(Records from a dataset)
::::::
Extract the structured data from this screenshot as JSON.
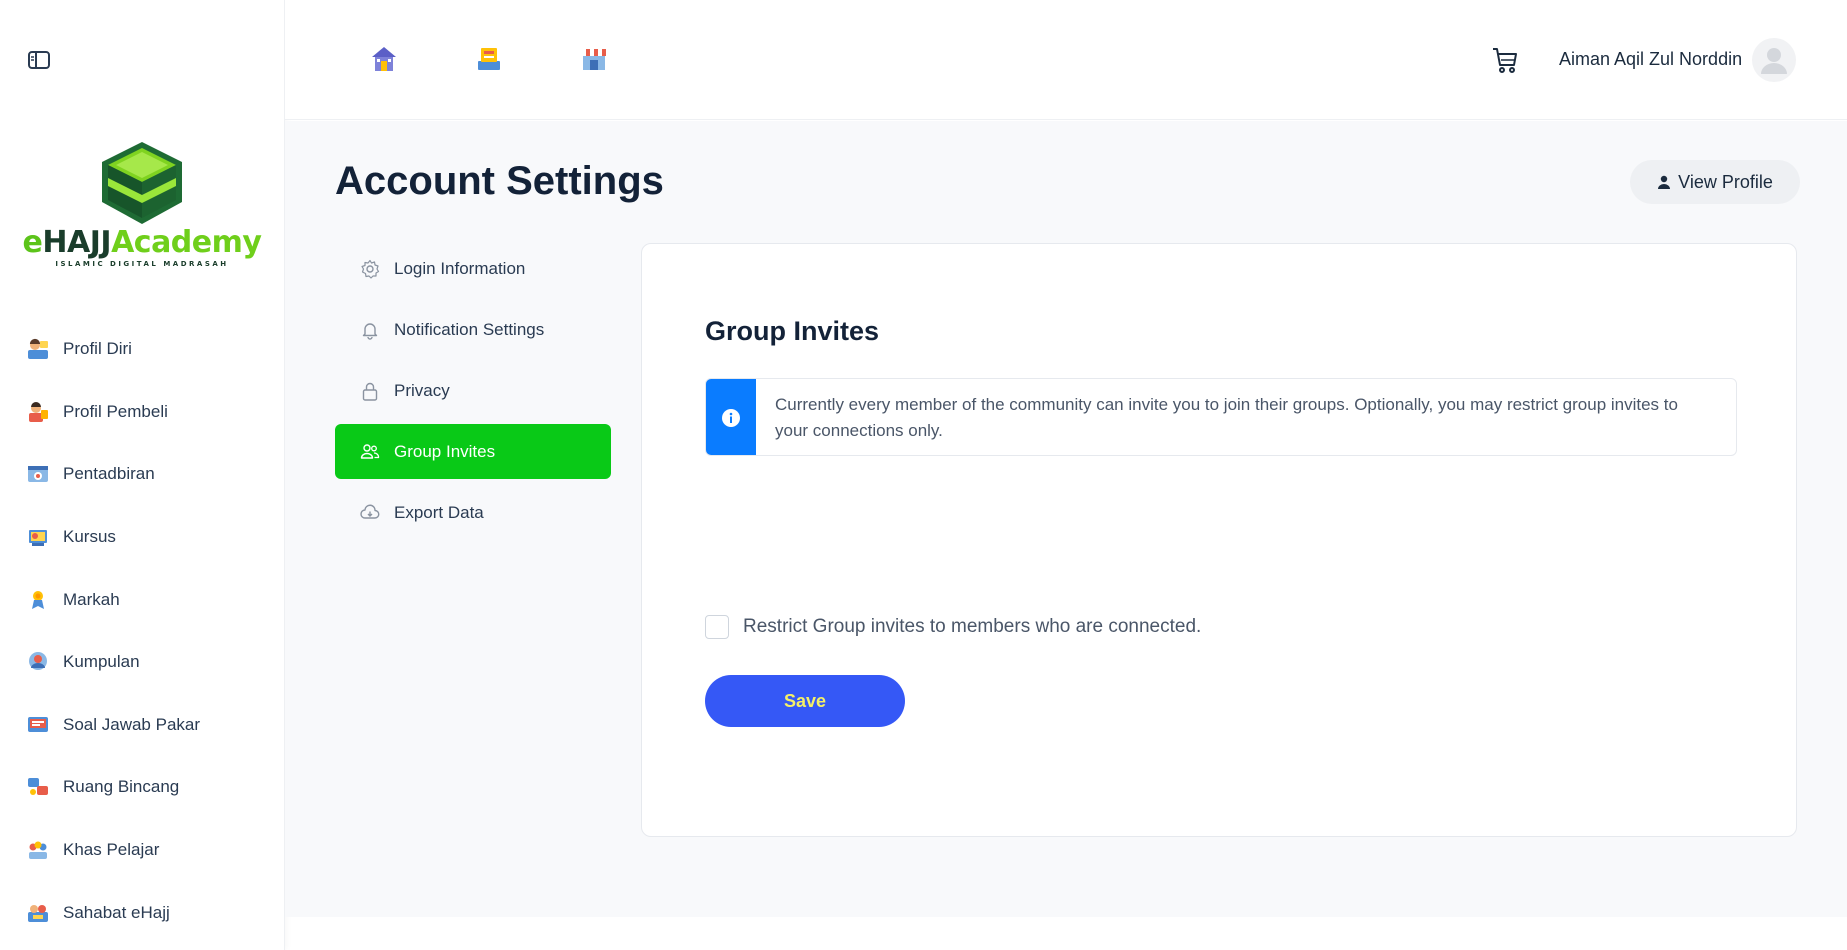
{
  "brand": {
    "logo_text_e": "e",
    "logo_text_hajj": "HAJJ",
    "logo_text_academy": "Academy",
    "logo_subtitle": "ISLAMIC DIGITAL MADRASAH"
  },
  "sidebar": {
    "items": [
      {
        "label": "Profil Diri",
        "icon": "profile-icon"
      },
      {
        "label": "Profil Pembeli",
        "icon": "buyer-profile-icon"
      },
      {
        "label": "Pentadbiran",
        "icon": "administration-icon"
      },
      {
        "label": "Kursus",
        "icon": "course-icon"
      },
      {
        "label": "Markah",
        "icon": "marks-icon"
      },
      {
        "label": "Kumpulan",
        "icon": "group-icon"
      },
      {
        "label": "Soal Jawab Pakar",
        "icon": "expert-qa-icon"
      },
      {
        "label": "Ruang Bincang",
        "icon": "discussion-icon"
      },
      {
        "label": "Khas Pelajar",
        "icon": "student-special-icon"
      },
      {
        "label": "Sahabat eHajj",
        "icon": "ehajj-friends-icon"
      }
    ]
  },
  "header": {
    "icons": [
      "mosque-home-icon",
      "book-icon",
      "store-icon",
      "cart-icon"
    ],
    "user_name": "Aiman Aqil Zul Norddin"
  },
  "page": {
    "title": "Account Settings",
    "view_profile_label": "View Profile"
  },
  "settings_menu": {
    "items": [
      {
        "label": "Login Information",
        "icon": "gear-icon",
        "active": false
      },
      {
        "label": "Notification Settings",
        "icon": "bell-icon",
        "active": false
      },
      {
        "label": "Privacy",
        "icon": "lock-icon",
        "active": false
      },
      {
        "label": "Group Invites",
        "icon": "users-icon",
        "active": true
      },
      {
        "label": "Export Data",
        "icon": "cloud-download-icon",
        "active": false
      }
    ]
  },
  "panel": {
    "title": "Group Invites",
    "notice_text": "Currently every member of the community can invite you to join their groups. Optionally, you may restrict group invites to your connections only.",
    "checkbox_label": "Restrict Group invites to members who are connected.",
    "checkbox_checked": false,
    "save_label": "Save"
  },
  "colors": {
    "active_menu": "#09c917",
    "save_button": "#3558f6",
    "save_text": "#f5f067",
    "info_bar": "#0a7cff"
  }
}
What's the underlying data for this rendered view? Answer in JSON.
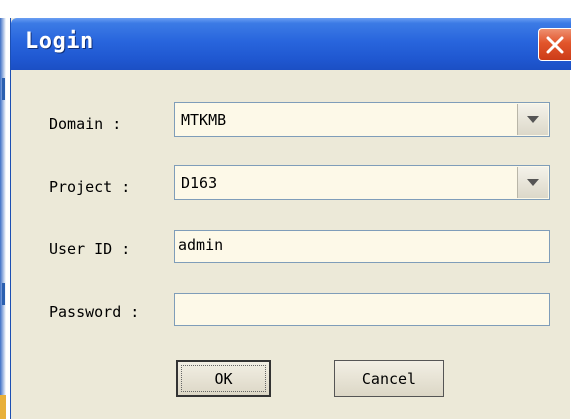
{
  "window": {
    "title": "Login"
  },
  "form": {
    "domain": {
      "label": "Domain :",
      "value": "MTKMB"
    },
    "project": {
      "label": "Project :",
      "value": "D163"
    },
    "user_id": {
      "label": "User ID :",
      "value": "admin"
    },
    "password": {
      "label": "Password :",
      "value": ""
    }
  },
  "buttons": {
    "ok_label": "OK",
    "cancel_label": "Cancel"
  },
  "icons": {
    "close": "close-icon",
    "dropdown": "chevron-down-icon"
  },
  "colors": {
    "titlebar": "#2865dd",
    "close_button": "#e2552b",
    "dialog_background": "#ece9d8",
    "field_background": "#fdf9e8"
  }
}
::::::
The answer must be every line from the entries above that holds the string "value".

      "value": "MTKMB"
      "value": "D163"
      "value": "admin"
      "value": ""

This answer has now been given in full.